Saturday, 30 August 2014

Changes to Polish road traffic law as of tomorrow

More people died on Poland's roads last year than have so far died in the fighting in Eastern Ukraine. More than three times as many Poles die on Poland's roads per million citizens (87) than Brits (29) or Swedes (28). A nation is trying to wipe itself out using the motorcar. Within the EU, only Romania (92) is doing so more efficiently than Poland.

As I wrote earlier this year, things are getting better, but one way or another, 65 human lives are lost needlessly on Poland's roads each week. Nine human beings, who were alive yesterday morning, were killed on Poland's roads by the end of the day.

Below: a giant road-safety poster, five storeys high, on the side of a building on ul. Waryńskiego. The campaign, sponsored by insurer PZU, is a message to curtail social acceptance of reckless driving. "If you love (someone), say STOP to road lunatics/ madmen/ idiots/ fools/ nutters".

Speed is the main killer. This is an unpalatable fact to many, proud of their shiny new motor-cars with their powerful engines. Yet human life is far more precious than the right to charge along public highways regardless of speed limits.

More speed cameras please!

The UK experience is that the proportion of fatal road accidents in which excessive speed was the main factor has fallen from 32% to 20% over the past decade. In Poland, however, in 42% of fatal accidents, excessive speed was the main factor. Half as many again. In the UK, speed cameras have played a significant part in changing the mentality of drivers; blasting along the highways at illegal speeds is no longer socially acceptable.

The other main killer of course is alcohol, in particular in rural Poland. Just yesterday, 280 drivers were caught drink-driving. Just think how many others reached their destinations without being stopped. A hundred times more than that? 30,000 - 50,000 journeys made yesterday under the influence of alcohol?

From tomorrow, another one of Poland's trio of major contributory factors to industrial-scale road slaughter will be addressed. Pedestrians moving about rural roads in the dark. It's happened to every driver in Poland. You are driving sensibly, soberly, with total regard for speed limit. You are driving along an unlit stretch of road in the middle of nowhere. Suddenly you realise you've just missed hitting a pedestrian or cyclist by inches. Cyclists already have a duty to have their bicycles lit at night - a white light in front, a red one in the rear, augmented by a red reflector.

Yet from tomorrow, pedestrians using public roads after dark, outside of built-up areas, will have to wear some item of reflective material about their clothing, be it a badge, arm-band or sticker.

From the government's website (
The revised rule requires all pedestrians (regardless of age) to use reflective elements when they walk along roads after dusk other than in built-up areas.

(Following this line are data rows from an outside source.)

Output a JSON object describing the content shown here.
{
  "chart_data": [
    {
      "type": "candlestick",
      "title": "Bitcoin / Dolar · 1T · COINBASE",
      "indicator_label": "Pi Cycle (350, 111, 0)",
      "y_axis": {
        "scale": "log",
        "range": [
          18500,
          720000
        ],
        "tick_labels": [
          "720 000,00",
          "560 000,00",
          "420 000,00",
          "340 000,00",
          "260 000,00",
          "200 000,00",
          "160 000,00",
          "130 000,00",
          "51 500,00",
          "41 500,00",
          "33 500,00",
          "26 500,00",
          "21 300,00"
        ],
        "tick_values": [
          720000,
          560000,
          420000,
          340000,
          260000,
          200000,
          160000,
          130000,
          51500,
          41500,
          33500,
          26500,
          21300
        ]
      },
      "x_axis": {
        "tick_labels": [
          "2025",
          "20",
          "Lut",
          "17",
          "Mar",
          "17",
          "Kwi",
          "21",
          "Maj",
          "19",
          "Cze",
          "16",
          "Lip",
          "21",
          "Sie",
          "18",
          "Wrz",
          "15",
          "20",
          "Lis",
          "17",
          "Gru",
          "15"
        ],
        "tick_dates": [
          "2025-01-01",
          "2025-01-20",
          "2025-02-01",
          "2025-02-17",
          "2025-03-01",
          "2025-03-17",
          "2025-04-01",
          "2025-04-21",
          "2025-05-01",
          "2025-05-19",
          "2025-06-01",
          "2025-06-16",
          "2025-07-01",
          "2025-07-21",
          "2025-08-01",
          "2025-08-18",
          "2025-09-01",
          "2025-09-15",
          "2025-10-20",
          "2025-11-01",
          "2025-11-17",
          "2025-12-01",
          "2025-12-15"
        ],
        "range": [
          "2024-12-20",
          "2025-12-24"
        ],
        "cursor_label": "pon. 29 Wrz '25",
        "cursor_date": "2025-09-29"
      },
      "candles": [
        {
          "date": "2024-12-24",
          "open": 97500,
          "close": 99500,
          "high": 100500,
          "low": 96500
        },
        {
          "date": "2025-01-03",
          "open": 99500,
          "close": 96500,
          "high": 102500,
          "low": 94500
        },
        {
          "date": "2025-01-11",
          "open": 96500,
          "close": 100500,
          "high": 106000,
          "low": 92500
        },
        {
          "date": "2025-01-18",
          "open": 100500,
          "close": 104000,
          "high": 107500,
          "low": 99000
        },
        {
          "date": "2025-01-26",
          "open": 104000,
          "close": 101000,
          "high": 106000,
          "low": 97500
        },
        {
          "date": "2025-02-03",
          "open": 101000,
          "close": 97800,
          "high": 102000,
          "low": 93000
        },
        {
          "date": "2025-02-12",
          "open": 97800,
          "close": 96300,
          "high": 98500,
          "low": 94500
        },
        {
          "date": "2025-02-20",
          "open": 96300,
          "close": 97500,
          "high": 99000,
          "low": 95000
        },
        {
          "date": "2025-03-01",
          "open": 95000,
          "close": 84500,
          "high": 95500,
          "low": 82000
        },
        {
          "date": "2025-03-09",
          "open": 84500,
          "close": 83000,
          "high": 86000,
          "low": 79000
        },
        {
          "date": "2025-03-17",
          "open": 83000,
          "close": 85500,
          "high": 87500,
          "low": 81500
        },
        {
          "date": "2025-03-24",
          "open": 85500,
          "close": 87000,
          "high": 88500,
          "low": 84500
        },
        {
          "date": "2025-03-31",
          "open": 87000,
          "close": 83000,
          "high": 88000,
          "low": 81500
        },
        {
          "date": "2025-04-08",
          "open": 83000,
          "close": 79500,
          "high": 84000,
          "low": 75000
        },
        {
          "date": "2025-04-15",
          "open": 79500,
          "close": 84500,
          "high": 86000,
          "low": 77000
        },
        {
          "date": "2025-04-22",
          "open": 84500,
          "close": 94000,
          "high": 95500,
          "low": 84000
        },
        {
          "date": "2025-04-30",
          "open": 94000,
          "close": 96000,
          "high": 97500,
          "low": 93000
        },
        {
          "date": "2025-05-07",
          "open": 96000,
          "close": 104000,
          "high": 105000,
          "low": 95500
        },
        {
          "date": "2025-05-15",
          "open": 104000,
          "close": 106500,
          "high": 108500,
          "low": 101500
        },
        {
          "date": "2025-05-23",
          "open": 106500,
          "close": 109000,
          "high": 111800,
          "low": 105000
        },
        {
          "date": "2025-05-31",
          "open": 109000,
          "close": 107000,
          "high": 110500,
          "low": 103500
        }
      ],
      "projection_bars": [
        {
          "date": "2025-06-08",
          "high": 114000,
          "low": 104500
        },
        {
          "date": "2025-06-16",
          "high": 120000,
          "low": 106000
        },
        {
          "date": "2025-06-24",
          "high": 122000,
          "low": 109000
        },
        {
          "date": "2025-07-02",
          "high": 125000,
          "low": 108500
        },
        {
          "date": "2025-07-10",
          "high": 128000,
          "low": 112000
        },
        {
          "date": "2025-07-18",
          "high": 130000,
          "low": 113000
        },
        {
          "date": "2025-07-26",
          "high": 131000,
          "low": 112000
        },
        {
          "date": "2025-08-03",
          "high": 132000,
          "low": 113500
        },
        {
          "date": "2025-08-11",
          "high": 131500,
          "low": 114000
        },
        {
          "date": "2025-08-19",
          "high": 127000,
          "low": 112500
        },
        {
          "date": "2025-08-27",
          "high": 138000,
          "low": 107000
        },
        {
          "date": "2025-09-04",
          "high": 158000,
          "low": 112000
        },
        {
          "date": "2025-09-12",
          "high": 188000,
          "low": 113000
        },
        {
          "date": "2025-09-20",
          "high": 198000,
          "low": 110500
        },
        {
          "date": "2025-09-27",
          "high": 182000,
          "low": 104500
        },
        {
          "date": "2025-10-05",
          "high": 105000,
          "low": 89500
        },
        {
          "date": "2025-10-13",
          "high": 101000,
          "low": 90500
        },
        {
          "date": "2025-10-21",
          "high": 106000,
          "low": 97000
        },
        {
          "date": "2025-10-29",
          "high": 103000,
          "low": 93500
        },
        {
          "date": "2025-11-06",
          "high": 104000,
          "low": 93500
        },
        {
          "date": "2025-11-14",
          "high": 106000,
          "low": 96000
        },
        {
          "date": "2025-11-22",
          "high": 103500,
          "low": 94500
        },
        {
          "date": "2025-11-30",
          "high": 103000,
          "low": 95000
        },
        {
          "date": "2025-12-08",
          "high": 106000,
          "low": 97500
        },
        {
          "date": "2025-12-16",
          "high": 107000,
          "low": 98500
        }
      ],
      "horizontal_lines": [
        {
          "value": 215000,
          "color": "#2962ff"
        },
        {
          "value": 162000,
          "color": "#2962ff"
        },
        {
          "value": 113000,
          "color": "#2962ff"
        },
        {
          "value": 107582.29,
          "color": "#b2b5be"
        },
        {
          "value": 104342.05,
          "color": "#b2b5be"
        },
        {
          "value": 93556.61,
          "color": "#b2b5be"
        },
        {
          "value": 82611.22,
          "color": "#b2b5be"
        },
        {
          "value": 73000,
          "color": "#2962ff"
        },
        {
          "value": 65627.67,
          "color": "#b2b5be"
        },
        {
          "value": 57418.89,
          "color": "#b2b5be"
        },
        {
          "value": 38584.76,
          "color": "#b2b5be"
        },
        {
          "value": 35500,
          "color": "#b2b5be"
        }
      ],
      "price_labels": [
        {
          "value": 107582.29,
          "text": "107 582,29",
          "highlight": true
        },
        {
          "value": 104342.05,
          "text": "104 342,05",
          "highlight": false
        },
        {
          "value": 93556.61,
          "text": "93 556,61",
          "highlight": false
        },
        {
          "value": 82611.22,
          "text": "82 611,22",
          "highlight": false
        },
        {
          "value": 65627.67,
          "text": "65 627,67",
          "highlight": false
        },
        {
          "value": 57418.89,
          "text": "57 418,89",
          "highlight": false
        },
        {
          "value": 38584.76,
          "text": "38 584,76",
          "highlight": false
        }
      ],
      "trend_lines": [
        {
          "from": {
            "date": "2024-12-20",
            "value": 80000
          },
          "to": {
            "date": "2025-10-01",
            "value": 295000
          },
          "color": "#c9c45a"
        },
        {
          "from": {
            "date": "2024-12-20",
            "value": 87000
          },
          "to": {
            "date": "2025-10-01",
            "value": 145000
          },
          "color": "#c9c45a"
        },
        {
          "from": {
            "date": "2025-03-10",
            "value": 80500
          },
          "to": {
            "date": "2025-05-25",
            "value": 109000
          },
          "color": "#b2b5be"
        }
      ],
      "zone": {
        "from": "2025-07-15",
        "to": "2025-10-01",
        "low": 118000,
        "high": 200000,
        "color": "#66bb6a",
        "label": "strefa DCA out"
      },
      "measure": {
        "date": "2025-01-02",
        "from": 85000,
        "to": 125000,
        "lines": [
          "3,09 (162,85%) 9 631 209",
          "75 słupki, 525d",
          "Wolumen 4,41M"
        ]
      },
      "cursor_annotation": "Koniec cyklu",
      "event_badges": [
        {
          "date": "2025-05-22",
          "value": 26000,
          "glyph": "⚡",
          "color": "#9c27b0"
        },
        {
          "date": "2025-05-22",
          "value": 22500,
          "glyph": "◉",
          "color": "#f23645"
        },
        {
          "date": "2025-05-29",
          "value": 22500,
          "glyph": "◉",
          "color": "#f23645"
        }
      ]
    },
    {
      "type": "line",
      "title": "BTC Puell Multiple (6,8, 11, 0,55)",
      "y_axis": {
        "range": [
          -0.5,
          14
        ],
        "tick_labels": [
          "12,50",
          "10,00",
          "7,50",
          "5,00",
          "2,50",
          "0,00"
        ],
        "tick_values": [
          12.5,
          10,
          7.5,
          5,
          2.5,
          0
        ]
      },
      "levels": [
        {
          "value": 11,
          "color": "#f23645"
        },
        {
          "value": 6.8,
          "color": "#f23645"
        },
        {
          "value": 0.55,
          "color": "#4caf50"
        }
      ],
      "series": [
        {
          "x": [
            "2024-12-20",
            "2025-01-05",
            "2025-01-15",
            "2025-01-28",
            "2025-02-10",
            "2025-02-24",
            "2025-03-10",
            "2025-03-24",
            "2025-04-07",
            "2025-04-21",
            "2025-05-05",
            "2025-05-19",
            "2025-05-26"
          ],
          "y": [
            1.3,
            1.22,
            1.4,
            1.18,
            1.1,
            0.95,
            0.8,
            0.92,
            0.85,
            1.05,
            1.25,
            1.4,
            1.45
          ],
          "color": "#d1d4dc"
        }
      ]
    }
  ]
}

This does not apply only in cases where the pedestrian is walking along a pavement... Pedestrians not wearing reflective elements may get fined from 20 zlotys up to 500 złotys.
Ironically, inhabitants of Jeziorki can happily stroll up and down ul. Karczunkowska without any reflective element, wearing pitch-black jackets, darkest trousers and hats, without fear of incurring such a penalty. Because our pavement-free road lies within a built-up area.

Let's hope the new rules, which do infringe one's liberty, are followed. And finally - motorists - please stick to the speed limit.

This time three years ago:
Teasers in the Polish-English linguistic space

This time four years ago:
Summer slipping away

This time five years ago:
To the airport by bike

This time six years ago:
My translation of Tuwim's Lokomotywa